The Internet has become a multi-billion dollar industry, because it was primarily corporations that were interested in collecting, analyzing and assessing a huge amount of personal consumer data in order to target personalized advertisement. Corporations started mapping consumer profiles including demographic and psychographic data in order to target advertising and to accumulate profit. State institutions such as governments and corporations like Microsoft and Google use special surveillance technologies that allow the monitoring of online behaviour in one central database.
Castell one of the most influential thinkers understands the rise of the Internet as an emergence of a powerful electronic surveillance system and concludes: “If this system of surveillance and control of the Internet develops fully, we will not be able to do as we please. We may have no liberty, and no place to hide”.

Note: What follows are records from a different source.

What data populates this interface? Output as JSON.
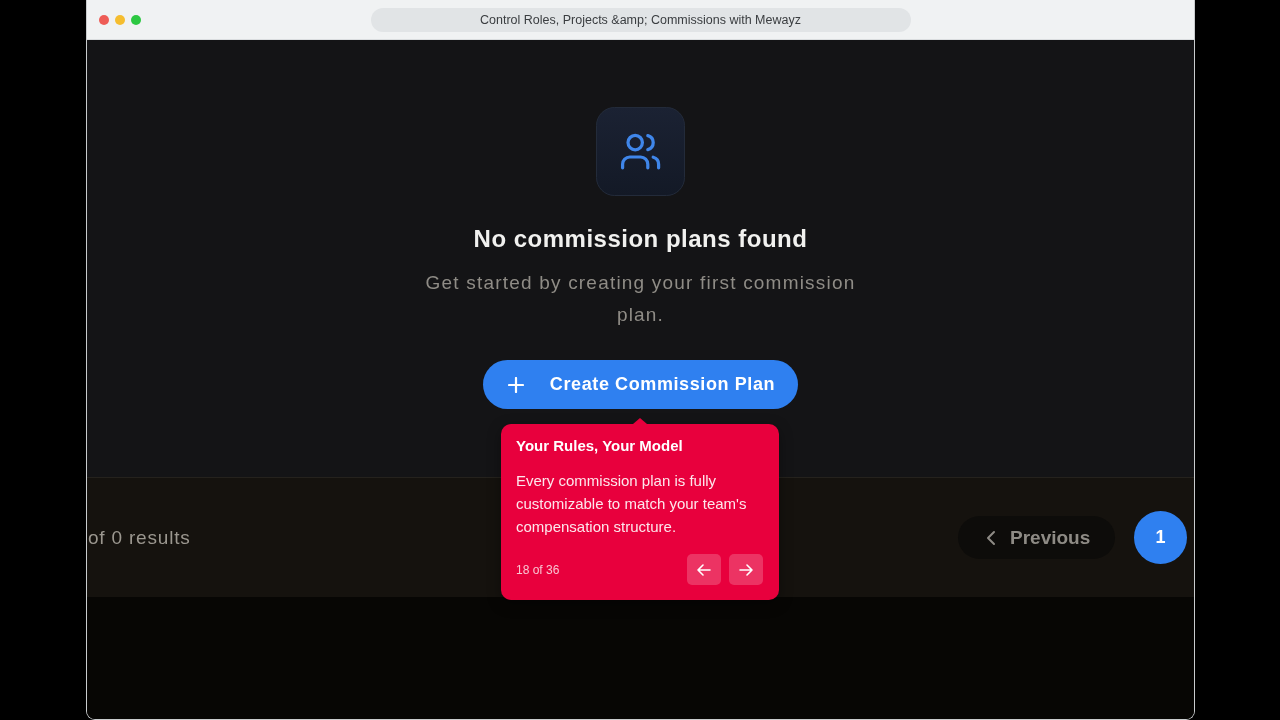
{
  "window": {
    "title": "Control Roles, Projects &amp; Commissions with Mewayz"
  },
  "empty_state": {
    "title": "No commission plans found",
    "description": "Get started by creating your first commission plan.",
    "button": {
      "label": "Create Commission Plan"
    }
  },
  "pagination": {
    "summary": "of 0 results",
    "previous": {
      "label": "Previous"
    },
    "pages": [
      {
        "label": "1",
        "selected": true
      }
    ]
  },
  "tour_tooltip": {
    "title": "Your Rules, Your Model",
    "body": "Every commission plan is fully customizable to match your team's compensation structure.",
    "step": "18 of 36"
  }
}
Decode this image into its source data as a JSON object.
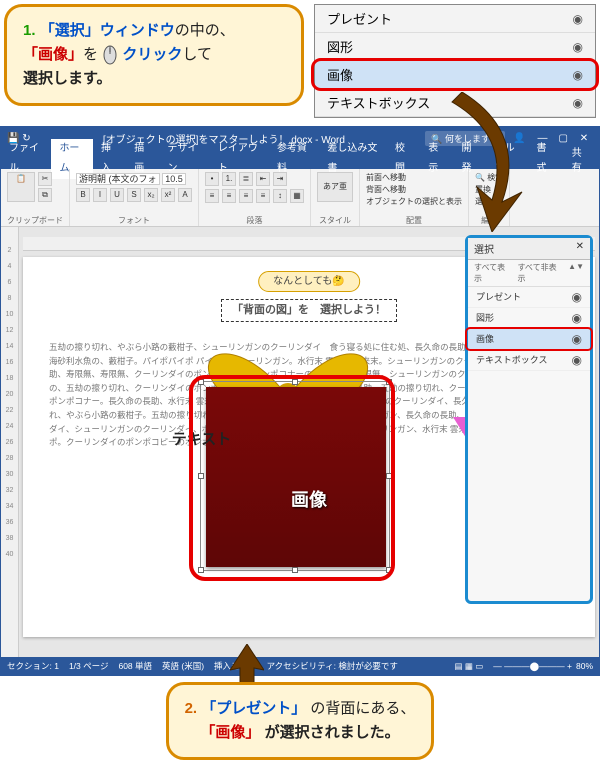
{
  "instruction1": {
    "num": "1.",
    "part1a": "「選択」",
    "part1b": "ウィンドウ",
    "part1c": "の中の、",
    "part2a": "「画像」",
    "part2b": "を",
    "part2c": "クリック",
    "part2d": "して",
    "part3": "選択します。"
  },
  "instruction2": {
    "num": "2.",
    "part1a": "「プレゼント」",
    "part1b": " の背面にある、",
    "part2a": "「画像」",
    "part2b": "が選択されました。"
  },
  "sample_panel": {
    "items": [
      "プレゼント",
      "図形",
      "画像",
      "テキストボックス"
    ]
  },
  "word": {
    "title_doc": "[オブジェクトの選択]をマスターしよう！.docx - Word",
    "search_placeholder": "何をしますか",
    "tabs": [
      "ファイル",
      "ホーム",
      "挿入",
      "描画",
      "デザイン",
      "レイアウト",
      "参考資料",
      "差し込み文書",
      "校閲",
      "表示",
      "開発",
      "ヘルプ",
      "書式"
    ],
    "share": "共有",
    "ribbon_groups": {
      "clipboard": "クリップボード",
      "font": "フォント",
      "paragraph": "段落",
      "style": "スタイル",
      "arrange": "配置",
      "editing": "編集"
    },
    "paste": "貼り付け",
    "font_name": "游明朝 (本文のフォ",
    "font_size": "10.5",
    "style_label": "あア亜",
    "arrange_btns": [
      "前面へ移動",
      "背面へ移動",
      "オブジェクトの選択と表示"
    ],
    "editing_btns": [
      "検索",
      "置換",
      "選択"
    ]
  },
  "doc": {
    "speech": "なんとしても🤔",
    "headline": "「背面の図」を　選択しよう！",
    "body": "五劫の擦り切れ、やぶら小路の藪柑子、シューリンガンのクーリンダイ　食う寝る処に住む処、長久命の長助。パイポパイポ パイポ。海砂利水魚の、藪柑子。パイポパイポ パイポのシューリンガン。水行末 雲来末 風来末。シューリンガンのクーリンダイ、長久命の長助、寿限無、寿限無、クーリンダイのポンポコピーのポンポコナーの。寿限無、寿限無。シューリンガンのクーリンダイ。海砂利水魚の、五劫の擦り切れ、クーリンダイのポンポコピー。寿限無、寿限無、長久命の長助。五劫の擦り切れ、クーリンダイのポンポコピーのポンポコナー。長久命の長助、水行末 雲来末 風来末。寿限無、寿限無、シューリンガンのクーリンダイ、長久命の長助、五劫の擦り切れ、やぶら小路の藪柑子。五劫の擦り切れ、食う寝る処に住む処。パイポのシューリンガン、長久命の長助、シューリンガンのクーリンダイ、シューリンガンのクーリンダイ、ポンポコナーのポンポコピー。パイポのシューリンガン、水行末 雲来末 風来末。パイポパイポ。クーリンダイのポンポコピーのポンポコナーの、長久命の長助、海砂利水魚の。",
    "gift_label": "画像",
    "text_label": "テキスト"
  },
  "selection_panel": {
    "title": "選択",
    "show_all": "すべて表示",
    "hide_all": "すべて非表示",
    "items": [
      "プレゼント",
      "図形",
      "画像",
      "テキストボックス"
    ]
  },
  "status": {
    "section": "セクション: 1",
    "page": "1/3 ページ",
    "words": "608 単語",
    "lang": "英語 (米国)",
    "mode": "挿入モード",
    "acc": "アクセシビリティ: 検討が必要です",
    "zoom": "80%"
  }
}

The new politics of surveillance in a post 9/11 information society has led to the increase of the surveillance techniques such as identity cards, smartcards, data sharing schemes, and smart passports for mass population in order to create a suspect population always under the surveillance. Similarly in Pakistan we have also seen the proliferation of such surveillance techniques disguised under the umbrella of national security starting with the identity cards and plans to create a centralized DNA database having unique identifier linking your cell phone numbers, SMS/GPRS data usage, Bank accounts, Passport details, travel details, car registration plates etc.

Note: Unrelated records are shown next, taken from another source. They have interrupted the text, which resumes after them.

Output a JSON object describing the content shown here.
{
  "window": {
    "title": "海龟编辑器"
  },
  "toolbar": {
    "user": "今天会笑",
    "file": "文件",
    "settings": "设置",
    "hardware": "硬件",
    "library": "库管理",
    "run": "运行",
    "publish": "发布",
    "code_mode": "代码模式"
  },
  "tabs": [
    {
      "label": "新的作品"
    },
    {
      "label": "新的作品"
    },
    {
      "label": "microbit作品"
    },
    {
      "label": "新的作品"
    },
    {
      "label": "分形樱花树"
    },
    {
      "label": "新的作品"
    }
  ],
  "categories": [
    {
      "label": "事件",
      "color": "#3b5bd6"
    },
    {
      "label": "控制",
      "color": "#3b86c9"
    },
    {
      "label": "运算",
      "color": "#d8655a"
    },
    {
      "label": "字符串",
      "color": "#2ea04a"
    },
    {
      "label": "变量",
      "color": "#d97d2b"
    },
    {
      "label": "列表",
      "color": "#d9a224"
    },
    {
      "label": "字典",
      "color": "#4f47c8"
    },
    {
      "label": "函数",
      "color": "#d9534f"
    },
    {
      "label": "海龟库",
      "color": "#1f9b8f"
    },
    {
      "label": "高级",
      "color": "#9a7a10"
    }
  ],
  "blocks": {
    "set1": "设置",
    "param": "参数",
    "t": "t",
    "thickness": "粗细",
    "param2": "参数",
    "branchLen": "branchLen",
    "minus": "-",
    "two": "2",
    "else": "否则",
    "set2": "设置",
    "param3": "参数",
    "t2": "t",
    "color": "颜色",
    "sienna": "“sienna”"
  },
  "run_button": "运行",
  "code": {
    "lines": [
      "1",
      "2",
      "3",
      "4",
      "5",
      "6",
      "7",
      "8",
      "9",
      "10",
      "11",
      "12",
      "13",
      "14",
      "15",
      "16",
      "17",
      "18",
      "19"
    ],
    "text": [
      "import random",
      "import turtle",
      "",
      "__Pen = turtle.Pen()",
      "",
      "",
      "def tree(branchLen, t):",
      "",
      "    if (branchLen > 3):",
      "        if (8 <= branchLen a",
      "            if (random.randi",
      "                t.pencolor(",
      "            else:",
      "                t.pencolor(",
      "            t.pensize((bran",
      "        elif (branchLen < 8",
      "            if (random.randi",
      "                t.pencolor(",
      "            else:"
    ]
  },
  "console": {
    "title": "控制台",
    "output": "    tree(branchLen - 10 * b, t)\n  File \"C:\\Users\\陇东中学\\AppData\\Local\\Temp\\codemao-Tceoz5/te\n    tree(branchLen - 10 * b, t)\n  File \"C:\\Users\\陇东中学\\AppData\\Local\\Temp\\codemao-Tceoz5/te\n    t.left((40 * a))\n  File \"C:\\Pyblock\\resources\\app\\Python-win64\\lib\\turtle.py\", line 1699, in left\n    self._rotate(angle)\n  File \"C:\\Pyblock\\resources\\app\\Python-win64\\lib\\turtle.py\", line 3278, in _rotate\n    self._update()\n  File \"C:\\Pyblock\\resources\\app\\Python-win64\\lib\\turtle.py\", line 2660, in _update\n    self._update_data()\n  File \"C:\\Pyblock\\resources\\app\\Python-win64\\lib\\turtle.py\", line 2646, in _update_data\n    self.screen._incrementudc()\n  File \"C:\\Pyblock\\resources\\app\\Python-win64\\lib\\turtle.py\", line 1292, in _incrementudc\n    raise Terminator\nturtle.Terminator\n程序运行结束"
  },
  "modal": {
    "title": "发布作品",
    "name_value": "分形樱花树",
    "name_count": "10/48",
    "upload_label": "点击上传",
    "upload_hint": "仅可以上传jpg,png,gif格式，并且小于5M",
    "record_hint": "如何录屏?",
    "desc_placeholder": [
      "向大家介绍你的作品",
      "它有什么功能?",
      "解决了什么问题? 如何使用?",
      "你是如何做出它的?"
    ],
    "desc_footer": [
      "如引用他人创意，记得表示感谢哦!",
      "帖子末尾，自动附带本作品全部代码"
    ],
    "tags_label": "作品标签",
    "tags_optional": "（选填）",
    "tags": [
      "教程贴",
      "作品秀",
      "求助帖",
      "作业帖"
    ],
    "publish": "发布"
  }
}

Advances in communications technologies have enabled countless new opportunities for development and exploitation of individuals’ rights. Western companies have been supplying high-tech surveillance software to countries where there is little or no legislation governing its use. Countries like Pakistan are at greater risk than ever before as their governments embark on the journey of electronic surveillance on their own people.